GW: If given a chance, would you ever want to settle your life down in the Himalayas?
Shantanu Moitra: I have identified a good place in Lahaul already. Whenever I am writing or composing something, I go there for two months. We human beings are essentially nomads. I don’t know where this idea of being rooted to one place has come from.
GW: Do the Himalayas inspire you?
Shantanu Moitra: Oh, absolutely! I will be very honest with you. It’s the joy of not thinking anything that the Himalayas brings. There’s no cause and effect relationship there. It’s a beautiful place. There’s cool air, good people, I go for a walk and that’s it. What else does one want from life!
GW: What makes a journey into the great Himalayas an inevitable one?
Shantanu Moitra: I will ask people not to go there. They will ruin it! I guess they should just pollute where they are. Please don’t go to the Himalayas. Every place we have gone, we have only ruined it. I am actually happy that people don’t go there.
We have not even started to understand this life. Probably there are only 5% of world’s population who understand the purpose of having taken birth on this earth. There’s only one planet we know that has this kind of chemical composition which supports life and on that, you are born and that too you’re hale and hearty. It’s an incredible probability! But unfortunately by the time you will die, you will probably only begin to understand the purpose of your journey. What the Himalayas as a journey does is that it opens up that purpose a little bit more. It makes you introspective so that you understand that there may be a larger truth out there than just taking care of yourself, your family, and your kids.
GW: But do the Himalayas give a purpose or do you have to have a purpose before you go there…
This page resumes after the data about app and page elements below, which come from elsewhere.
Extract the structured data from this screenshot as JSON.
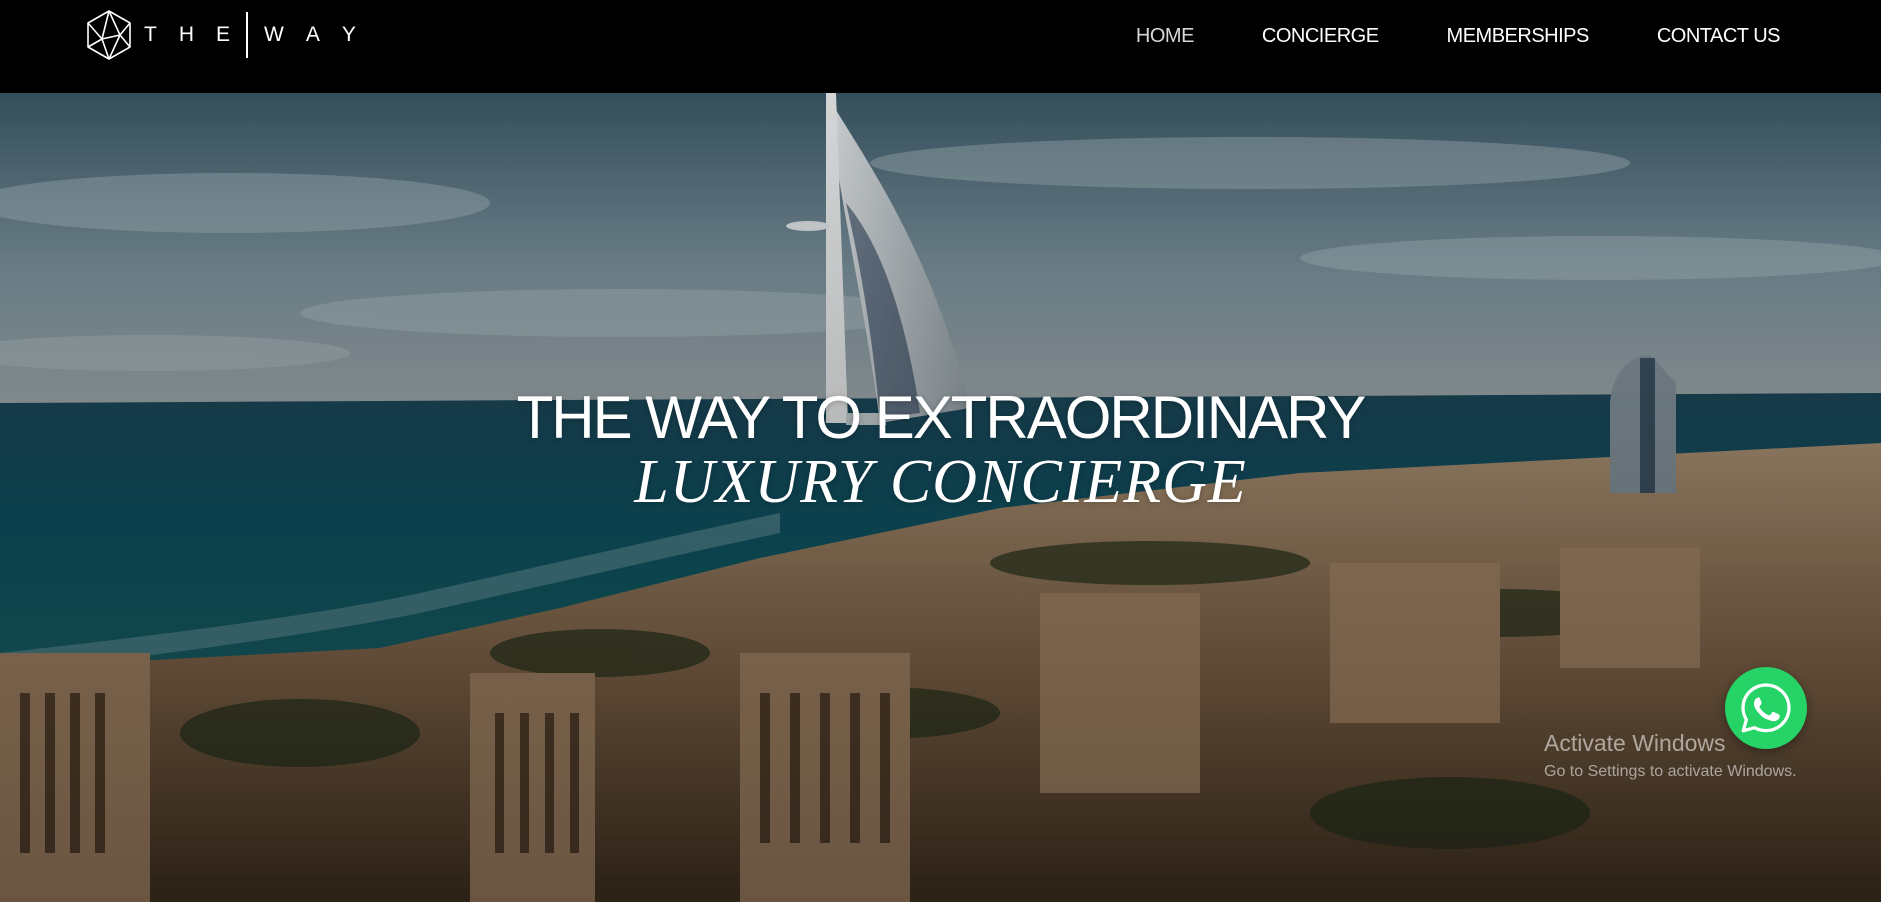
{
  "header": {
    "logo": {
      "icon": "geometric-polyhedron-logo",
      "word_left": [
        "T",
        "H",
        "E"
      ],
      "word_right": [
        "W",
        "A",
        "Y"
      ]
    },
    "nav": [
      {
        "label": "HOME",
        "active": true
      },
      {
        "label": "CONCIERGE",
        "active": false
      },
      {
        "label": "MEMBERSHIPS",
        "active": false
      },
      {
        "label": "CONTACT US",
        "active": false
      }
    ]
  },
  "hero": {
    "headline": "THE WAY TO EXTRAORDINARY",
    "subheadline": "LUXURY CONCIERGE",
    "background": "aerial-dubai-coastline-photo"
  },
  "whatsapp": {
    "icon": "whatsapp-icon",
    "color": "#25d366"
  },
  "watermark": {
    "title": "Activate Windows",
    "subtitle": "Go to Settings to activate Windows."
  },
  "colors": {
    "header_bg": "#000000",
    "text": "#ffffff"
  }
}
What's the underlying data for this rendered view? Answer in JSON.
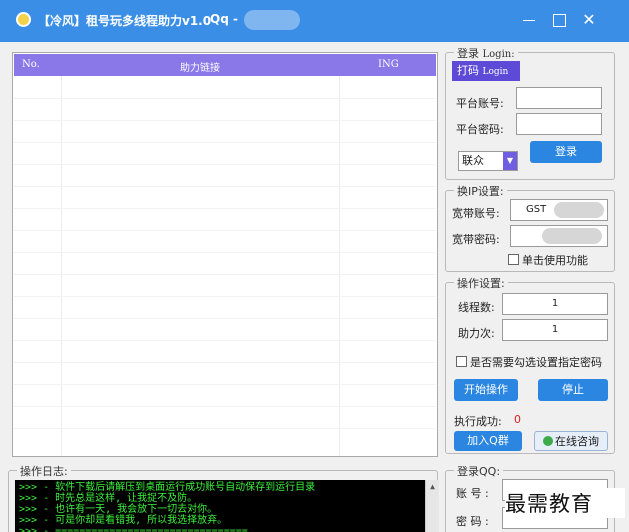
{
  "window": {
    "title": "【冷风】租号玩多线程助力v1.0",
    "qq_label": "Qq -",
    "icon": "app-logo-icon",
    "controls": {
      "minimize": "minimize-icon",
      "maximize": "maximize-icon",
      "close": "close-icon"
    }
  },
  "grid": {
    "columns": {
      "no": "No.",
      "link": "助力链接",
      "ing": "ING"
    }
  },
  "login": {
    "group_title": "登录",
    "group_title_en": "Login:",
    "tab_label": "打码",
    "tab_label_en": "Login",
    "account_label": "平台账号:",
    "password_label": "平台密码:",
    "account_value": "",
    "password_value": "",
    "provider_selected": "联众",
    "login_button": "登录"
  },
  "ip": {
    "group_title": "换IP设置:",
    "account_label": "宽带账号:",
    "password_label": "宽带密码:",
    "account_value": "GST",
    "password_value": "",
    "single_use_label": "单击使用功能"
  },
  "ops": {
    "group_title": "操作设置:",
    "threads_label": "线程数:",
    "threads_value": "1",
    "assist_label": "助力次:",
    "assist_value": "1",
    "custom_pwd_label": "是否需要勾选设置指定密码",
    "start_button": "开始操作",
    "stop_button": "停止",
    "success_label": "执行成功:",
    "success_count": "0",
    "join_qq_group_button": "加入Q群",
    "online_consult_button": "在线咨询"
  },
  "log": {
    "group_title": "操作日志:",
    "lines": [
      ">>> - 软件下载后请解压到桌面运行成功账号自动保存到运行目录",
      ">>> - 时先总是这样, 让我捉不及防。",
      ">>> - 也许有一天, 我会放下一切去对你。",
      ">>> - 可是你却是看错我, 所以我选择放弃。",
      ">>> - ================================"
    ]
  },
  "qq_login": {
    "group_title": "登录QQ:",
    "account_label": "账 号 :",
    "password_label": "密 码 :"
  },
  "watermark": "最需教育",
  "colors": {
    "titlebar": "#3a8ee6",
    "grid_header": "#8a78e8",
    "button": "#2a86e0",
    "console_bg": "#000000",
    "console_text": "#3ef23e",
    "success_count": "#e02020"
  }
}
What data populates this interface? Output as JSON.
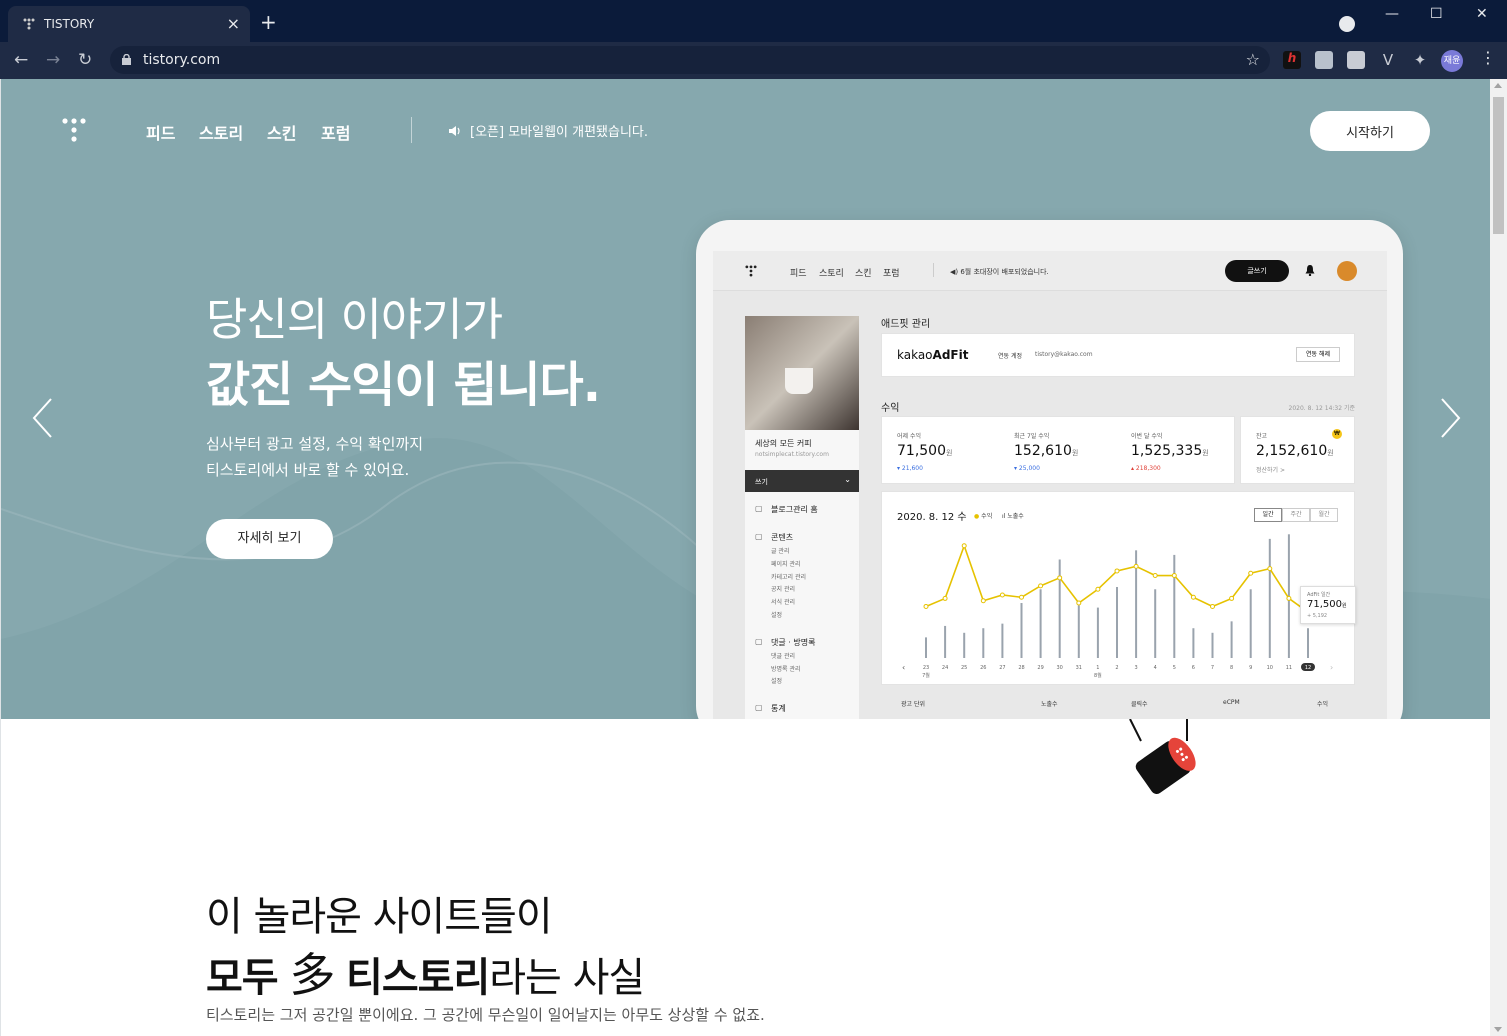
{
  "browser": {
    "tab_title": "TISTORY",
    "url": "tistory.com",
    "avatar_label": "재윤"
  },
  "nav": {
    "menu": [
      "피드",
      "스토리",
      "스킨",
      "포럼"
    ],
    "notice": "[오픈] 모바일웹이 개편됐습니다.",
    "start_label": "시작하기"
  },
  "hero": {
    "headline_line1": "당신의 이야기가",
    "headline_line2": "값진 수익이 됩니다.",
    "sub_line1": "심사부터 광고 설정, 수익 확인까지",
    "sub_line2": "티스토리에서 바로 할 수 있어요.",
    "more_label": "자세히 보기",
    "bg_color": "#86a8ae"
  },
  "mock": {
    "menu": [
      "피드",
      "스토리",
      "스킨",
      "포럼"
    ],
    "notice": "6월 초대장이 배포되었습니다.",
    "write_label": "글쓰기",
    "blog_name": "세상의 모든 커피",
    "blog_url": "notsimplecat.tistory.com",
    "side_bar_label": "쓰기",
    "side_menu": [
      {
        "label": "블로그관리 홈",
        "subs": []
      },
      {
        "label": "콘텐츠",
        "subs": [
          "글 관리",
          "페이지 관리",
          "카테고리 관리",
          "공지 관리",
          "서식 관리",
          "설정"
        ]
      },
      {
        "label": "댓글 · 방명록",
        "subs": [
          "댓글 관리",
          "방명록 관리",
          "설정"
        ]
      },
      {
        "label": "통계",
        "subs": []
      }
    ],
    "adfit_title": "애드핏 관리",
    "adfit_logo_a": "kakao",
    "adfit_logo_b": "AdFit",
    "linked_label": "연동 계정",
    "linked_email": "tistory@kakao.com",
    "unlink_label": "연동 해제",
    "revenue_title": "수익",
    "revenue_time": "2020. 8. 12 14:32 기준",
    "stats": [
      {
        "label": "어제 수익",
        "value": "71,500",
        "unit": "원",
        "delta": "▾ 21,600",
        "delta_color": "#3b6fe0"
      },
      {
        "label": "최근 7일 수익",
        "value": "152,610",
        "unit": "원",
        "delta": "▾ 25,000",
        "delta_color": "#3b6fe0"
      },
      {
        "label": "이번 달 수익",
        "value": "1,525,335",
        "unit": "원",
        "delta": "▴ 218,300",
        "delta_color": "#e0443b"
      }
    ],
    "balance_label": "잔고",
    "balance_value": "2,152,610",
    "balance_unit": "원",
    "balance_link": "정산하기 >",
    "chart_date": "2020. 8. 12 수",
    "legend_revenue": "수익",
    "legend_impressions": "노출수",
    "period_tabs": [
      "일간",
      "주간",
      "월간"
    ],
    "tooltip_label": "AdFit 일간",
    "tooltip_value": "71,500",
    "tooltip_unit": "원",
    "tooltip_sub": "+ 5,192",
    "month_jul": "7월",
    "month_aug": "8월",
    "table_headers": [
      "광고 단위",
      "노출수",
      "클릭수",
      "eCPM",
      "수익"
    ]
  },
  "chart_data": {
    "type": "line",
    "categories": [
      "23",
      "24",
      "25",
      "26",
      "27",
      "28",
      "29",
      "30",
      "31",
      "1",
      "2",
      "3",
      "4",
      "5",
      "6",
      "7",
      "8",
      "9",
      "10",
      "11",
      "12"
    ],
    "series": [
      {
        "name": "수익",
        "values": [
          45,
          52,
          98,
          50,
          55,
          53,
          63,
          70,
          48,
          60,
          76,
          80,
          72,
          72,
          53,
          45,
          52,
          74,
          78,
          52,
          40
        ]
      },
      {
        "name": "노출수",
        "values": [
          18,
          28,
          22,
          26,
          30,
          48,
          60,
          86,
          46,
          44,
          62,
          94,
          60,
          90,
          26,
          22,
          32,
          60,
          104,
          108,
          26
        ]
      }
    ],
    "ylim": [
      0,
      110
    ]
  },
  "section2": {
    "line1": "이 놀라운 사이트들이",
    "line2_a": "모두",
    "line2_kanji": "多",
    "line2_b": "티스토리",
    "line2_c": "라는 사실",
    "desc": "티스토리는 그저 공간일 뿐이에요. 그 공간에 무슨일이 일어날지는 아무도 상상할 수 없죠."
  }
}
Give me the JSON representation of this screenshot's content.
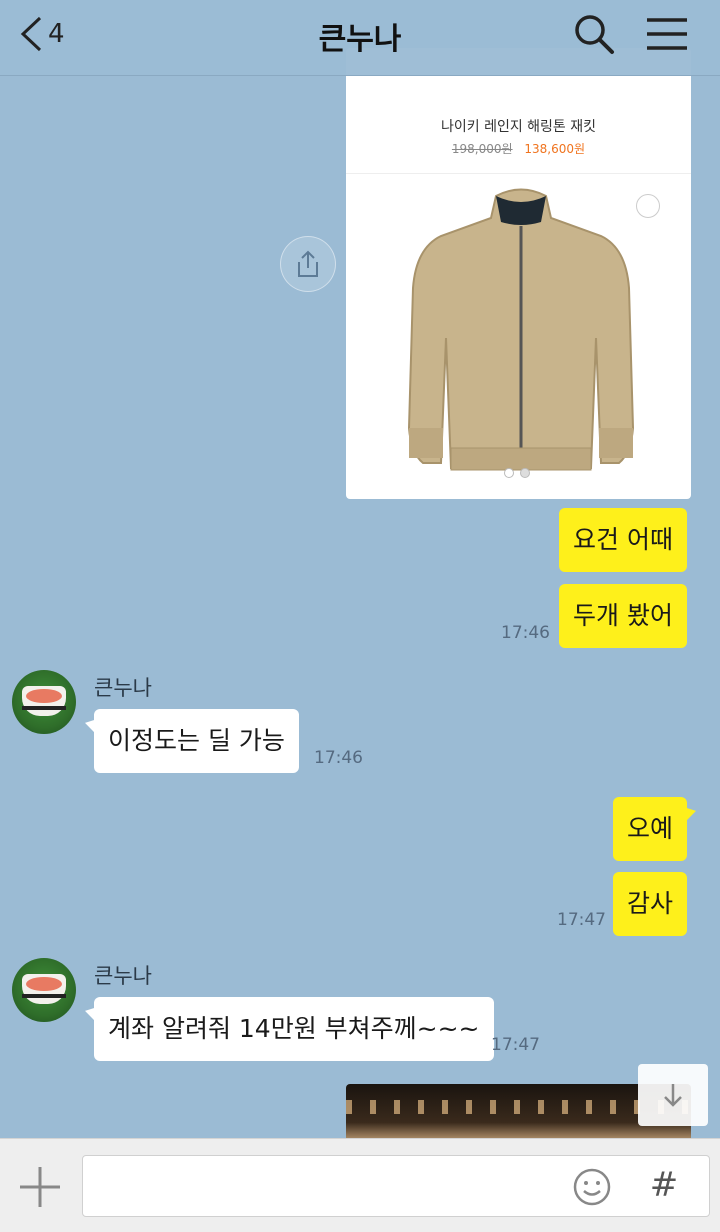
{
  "header": {
    "back_count": "4",
    "title": "큰누나"
  },
  "product_card": {
    "name": "나이키 레인지 해링톤 재킷",
    "original_price": "198,000원",
    "sale_price": "138,600원",
    "slide_count": 2,
    "active_slide": 1
  },
  "messages": {
    "m1": "요건 어때",
    "m2": "두개 봤어",
    "m2_time": "17:46",
    "sender_name_1": "큰누나",
    "m3": "이정도는 딜 가능",
    "m3_time": "17:46",
    "m4": "오예",
    "m5": "감사",
    "m5_time": "17:47",
    "sender_name_2": "큰누나",
    "m6": "계좌 알려줘 14만원 부쳐주께~~~",
    "m6_time": "17:47"
  },
  "input": {
    "value": "",
    "hash_label": "#"
  },
  "icons": {
    "back": "chevron-left-icon",
    "search": "search-icon",
    "menu": "hamburger-menu-icon",
    "share": "share-icon",
    "scroll_down": "arrow-down-icon",
    "plus": "plus-icon",
    "emoji": "smiley-icon"
  },
  "colors": {
    "background": "#9bbbd4",
    "my_bubble": "#fef01b",
    "their_bubble": "#ffffff",
    "sale_price": "#f0741f"
  }
}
Shantanu Moitra: No! You just need to be away from the noise. We talk too loudly. We listen too loudly. Just go there and be quiet. So above 17,000 ft., you automatically start listening to yourself. And that’s why – the Himalayas! All you have to do is listen.
What do you think?